EXERCISE OBJECTIVE
A single number is all that's needed: how many lines in the data contain the string "JSON".
+ + + + + + +
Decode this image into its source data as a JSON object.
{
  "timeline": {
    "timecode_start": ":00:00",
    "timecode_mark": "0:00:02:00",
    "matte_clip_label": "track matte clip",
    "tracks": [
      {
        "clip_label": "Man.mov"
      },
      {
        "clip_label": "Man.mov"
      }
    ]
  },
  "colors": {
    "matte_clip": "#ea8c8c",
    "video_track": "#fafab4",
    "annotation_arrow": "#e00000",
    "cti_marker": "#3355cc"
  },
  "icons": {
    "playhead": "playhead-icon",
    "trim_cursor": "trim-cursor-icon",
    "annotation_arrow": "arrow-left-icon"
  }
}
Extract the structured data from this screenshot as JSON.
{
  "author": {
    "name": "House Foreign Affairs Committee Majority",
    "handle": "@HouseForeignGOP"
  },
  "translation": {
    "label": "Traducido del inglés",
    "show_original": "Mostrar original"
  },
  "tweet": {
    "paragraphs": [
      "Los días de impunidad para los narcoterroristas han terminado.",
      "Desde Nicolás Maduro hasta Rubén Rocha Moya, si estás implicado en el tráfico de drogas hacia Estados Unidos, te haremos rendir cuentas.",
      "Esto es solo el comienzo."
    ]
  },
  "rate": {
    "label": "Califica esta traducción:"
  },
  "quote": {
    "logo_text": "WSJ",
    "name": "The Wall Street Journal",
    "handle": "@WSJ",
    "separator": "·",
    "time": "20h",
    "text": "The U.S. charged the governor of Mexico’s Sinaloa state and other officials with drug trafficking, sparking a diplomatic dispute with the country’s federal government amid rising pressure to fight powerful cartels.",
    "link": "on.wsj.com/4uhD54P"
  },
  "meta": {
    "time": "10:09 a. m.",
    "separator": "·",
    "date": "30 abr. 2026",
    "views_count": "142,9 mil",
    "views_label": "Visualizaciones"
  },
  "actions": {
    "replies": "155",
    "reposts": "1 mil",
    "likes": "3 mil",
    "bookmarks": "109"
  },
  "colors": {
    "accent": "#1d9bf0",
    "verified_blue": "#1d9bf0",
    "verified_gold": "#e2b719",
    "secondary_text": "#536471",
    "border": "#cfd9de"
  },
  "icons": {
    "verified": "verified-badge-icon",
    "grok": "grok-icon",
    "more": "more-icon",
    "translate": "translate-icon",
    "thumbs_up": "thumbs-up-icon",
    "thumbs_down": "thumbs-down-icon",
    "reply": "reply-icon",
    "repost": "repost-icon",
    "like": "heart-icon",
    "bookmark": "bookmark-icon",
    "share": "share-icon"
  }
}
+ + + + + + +
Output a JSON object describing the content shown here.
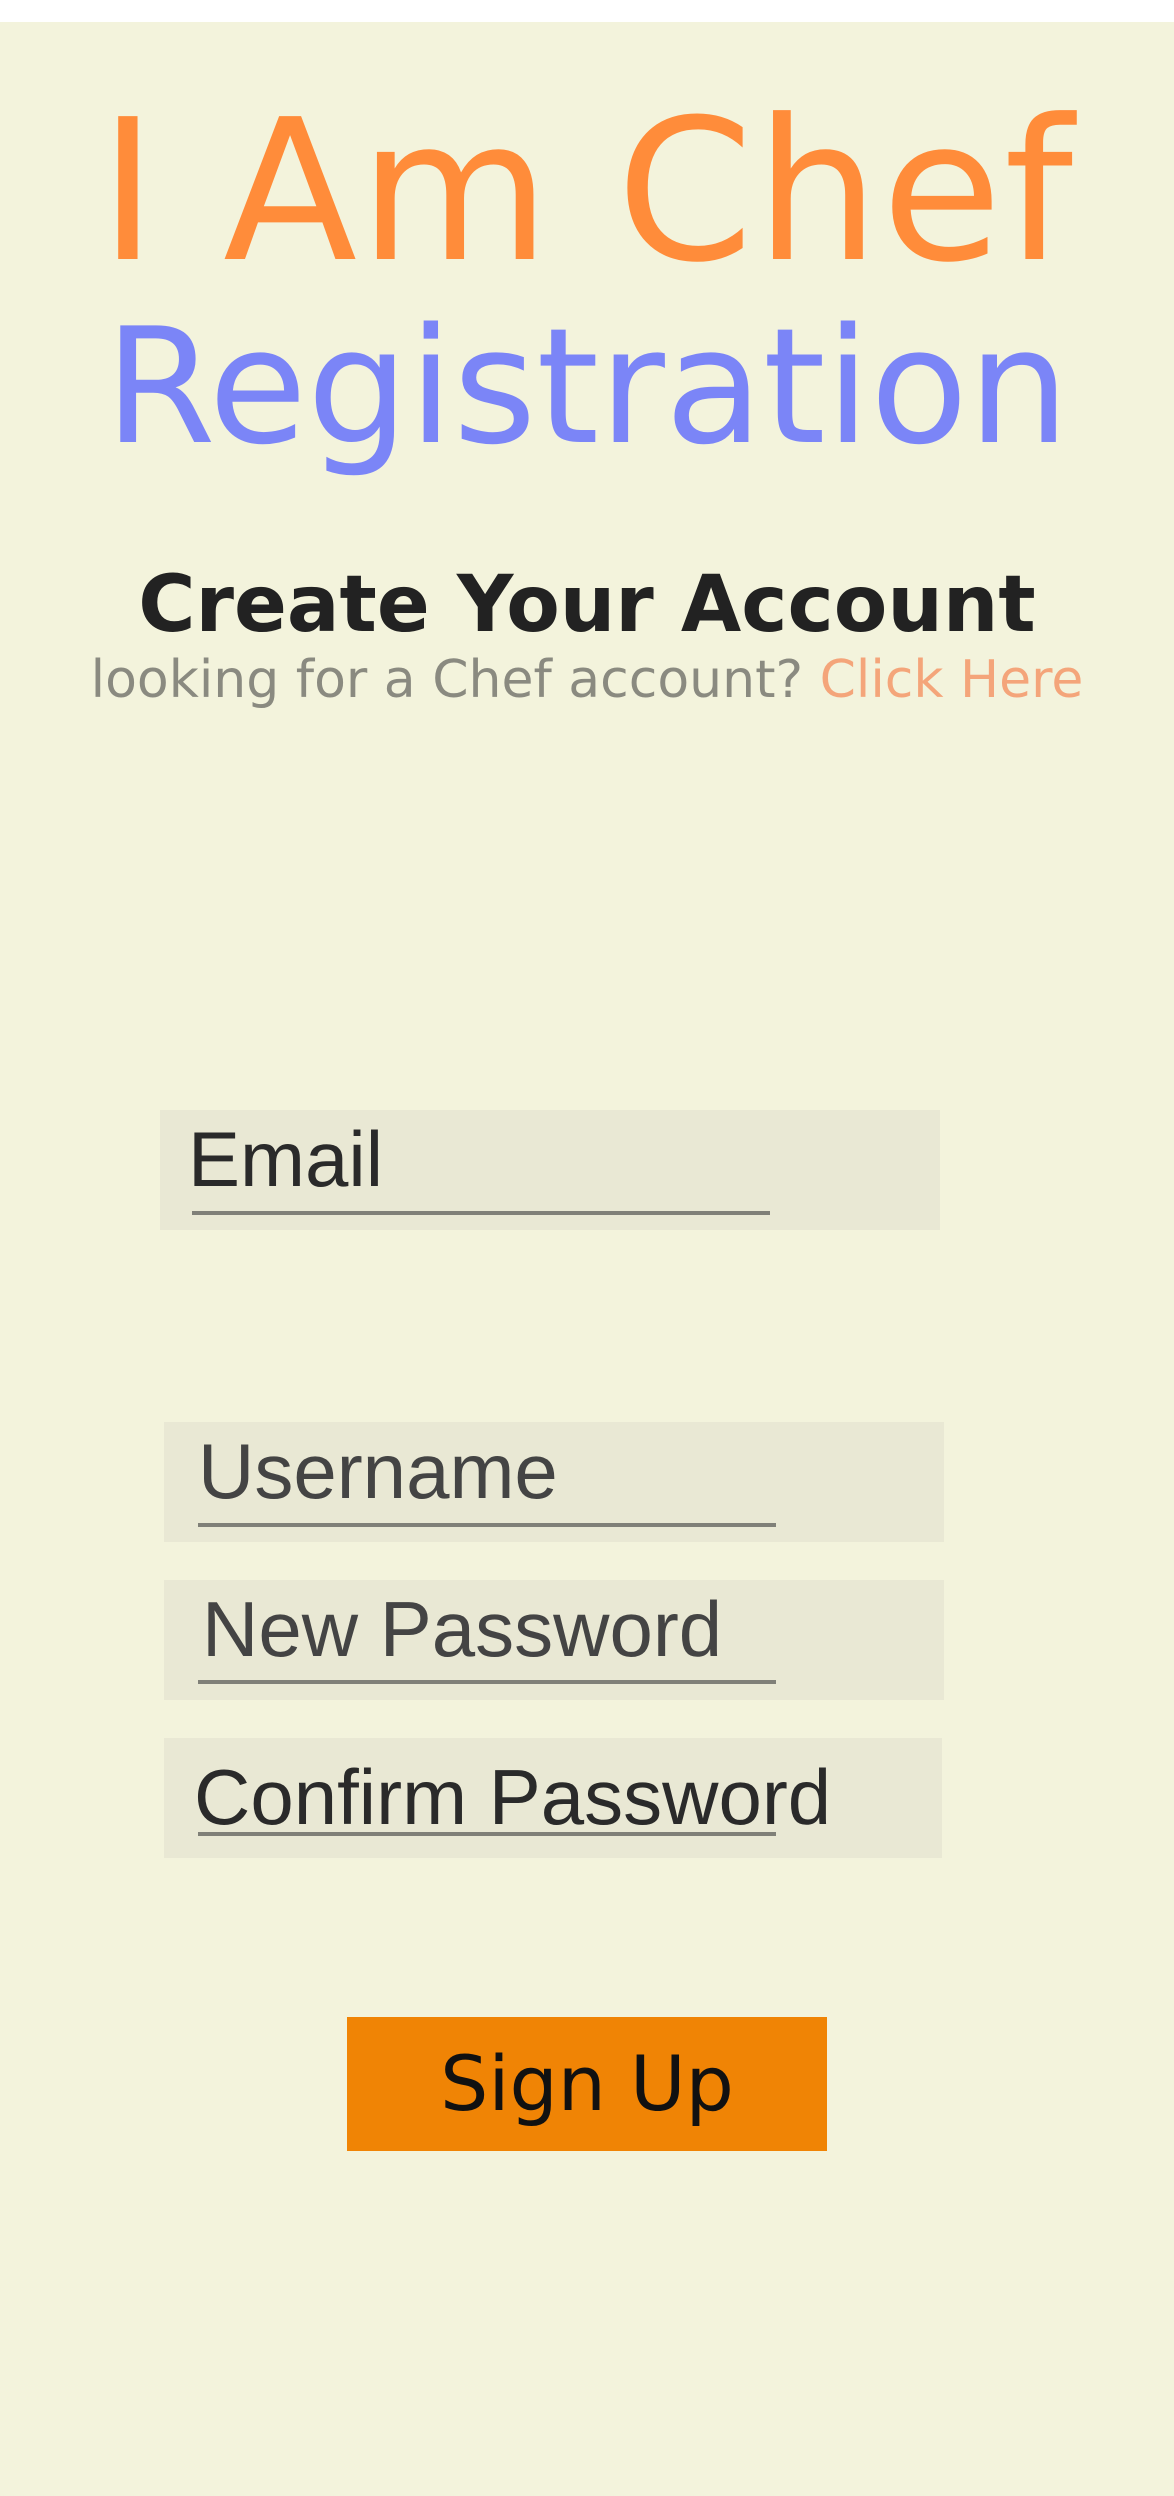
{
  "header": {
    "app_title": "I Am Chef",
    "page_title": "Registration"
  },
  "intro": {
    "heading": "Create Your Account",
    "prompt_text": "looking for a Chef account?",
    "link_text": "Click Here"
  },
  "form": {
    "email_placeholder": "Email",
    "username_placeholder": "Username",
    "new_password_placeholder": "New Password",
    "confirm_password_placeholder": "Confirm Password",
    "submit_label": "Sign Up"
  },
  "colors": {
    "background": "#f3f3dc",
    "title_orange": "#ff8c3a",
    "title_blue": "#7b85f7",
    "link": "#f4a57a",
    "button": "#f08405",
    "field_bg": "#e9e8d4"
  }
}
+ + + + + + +
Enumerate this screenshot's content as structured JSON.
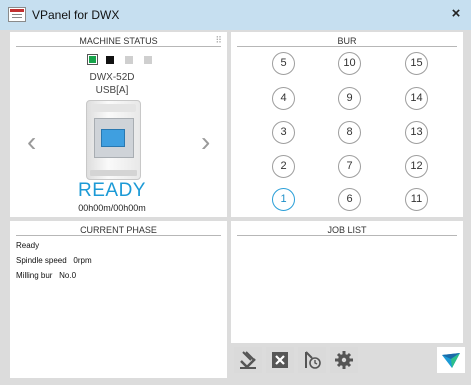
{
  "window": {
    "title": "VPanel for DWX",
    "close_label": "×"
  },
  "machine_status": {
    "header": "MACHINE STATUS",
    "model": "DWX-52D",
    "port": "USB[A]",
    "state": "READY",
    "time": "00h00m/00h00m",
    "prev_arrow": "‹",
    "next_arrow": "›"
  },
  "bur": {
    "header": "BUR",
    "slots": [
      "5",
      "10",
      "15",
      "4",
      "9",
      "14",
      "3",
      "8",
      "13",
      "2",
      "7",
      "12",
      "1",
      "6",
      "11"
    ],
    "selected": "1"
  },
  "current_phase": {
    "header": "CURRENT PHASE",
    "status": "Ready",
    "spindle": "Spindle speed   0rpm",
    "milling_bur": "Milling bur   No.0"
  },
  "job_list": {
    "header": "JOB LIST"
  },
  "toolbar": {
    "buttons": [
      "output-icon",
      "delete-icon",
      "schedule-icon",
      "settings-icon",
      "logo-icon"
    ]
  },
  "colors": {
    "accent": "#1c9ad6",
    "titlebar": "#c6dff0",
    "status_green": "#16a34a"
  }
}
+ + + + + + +
EXERCISE OUTPUT
4